Ride and handling: makes up on the downs what it loses on the ups
It’s important not to dwell too heavily on minor niggles though – the proof is in the riding. At times, at least, it’s where the Five excels. The Five has perhaps always been popular thanks to its happy-go-lucky attitude when the trail points down, and the latest incarnation takes this and runs with it.
While the suspension does stiffen under braking, it leaves the Five pitter-pattering and skipping over bumps in an involving and grin-inducing way. The top-line RockShox Pike RCT3 Solo Air fork at the front works well with the triple compound, tubeless ready Maxxis Minion DHF to keep your front wheel going just where you want it, meaning you can let it all hang loose at the back without too much risk of you being spat in to the undergrowth.
With the brakes off, the RockShox Monarch RT3 DebonAir is supple, happily soaking up the chatter while still delivering the controlled performance when the impacts grow. The Rapid Recovery rebound circuit helps glue the rear wheel to the ground, when braking allows.
The active suspension is more than happy being compressed into a berm too, allowing you to hold more speed than you might otherwise think is feasible. The Five just sits into its travel and waits for you to fling it out of the turn and into the next section. That said though, there’s a definite hint of flex between the front and rear of the bike. The bearings might be oversized, but with only one pivot point the bike does bend a little.

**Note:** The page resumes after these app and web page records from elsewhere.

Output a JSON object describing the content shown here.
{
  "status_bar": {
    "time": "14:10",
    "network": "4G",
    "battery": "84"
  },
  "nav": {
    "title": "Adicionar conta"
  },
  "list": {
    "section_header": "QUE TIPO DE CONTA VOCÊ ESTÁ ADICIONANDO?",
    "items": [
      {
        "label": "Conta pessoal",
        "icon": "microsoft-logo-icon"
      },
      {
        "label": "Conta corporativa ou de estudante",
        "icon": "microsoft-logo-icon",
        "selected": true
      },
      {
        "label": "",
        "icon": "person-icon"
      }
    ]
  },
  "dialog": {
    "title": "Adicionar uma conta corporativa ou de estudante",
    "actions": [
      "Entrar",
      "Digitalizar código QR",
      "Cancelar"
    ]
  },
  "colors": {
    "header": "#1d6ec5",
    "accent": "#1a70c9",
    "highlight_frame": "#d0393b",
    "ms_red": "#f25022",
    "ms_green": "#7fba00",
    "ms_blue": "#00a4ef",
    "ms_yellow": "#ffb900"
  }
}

Orange has tackled this as much as it can within the frame’s design though, new profiling of the front triangle’s tubes adding a claimed 15 percent increase in stiffness.
Point the Five RS down a hill and you're in for some fun…
In an ideal world, all we’d do is go down a hill, but unfortunately hills are also there to be ridden up; not every trail lets gravity do all the work. Here, the Five loses a bit of its shine. The slack angles and active suspension mean that it can feel a little sluggish when you’re traversing hills. Without a multi-link suspension system providing anti-squat chain tension the Five can suck a bit of life out of spirited efforts.
When the trail heads up and weight shifts back, it can feel like you’re sat quite far back on the bike too, needing a conscious effort to lower your torso towards the stem to keep it all in check. At 13.8kg, it’s no flyweight for this sort of money either.
Oh yes, did we mention the price? For this sort of money we’d expect a Guide RSC or Ultimate brake, and while the performance of GX is pretty much as good as the groups above, we’d feel it would have been better value if it came with X01, for example.
If parts of the spec really aren’t to taste, Orange does offer a range of upgrades at the point of purchase though, so Guide RS brakes or a RockShox Reverb post can be fitted for a relatively reasonable price.
All considered, the Five has retained its crown as one of the most fun bikes out there to shred down a hill. It may not be the most advanced and it is a bit of a slog to get it back up – but if you just want a massive grin when at to the bottom of the hill, the Five’s hard to beat.
This article was originally published in What Mountain Bike magazine.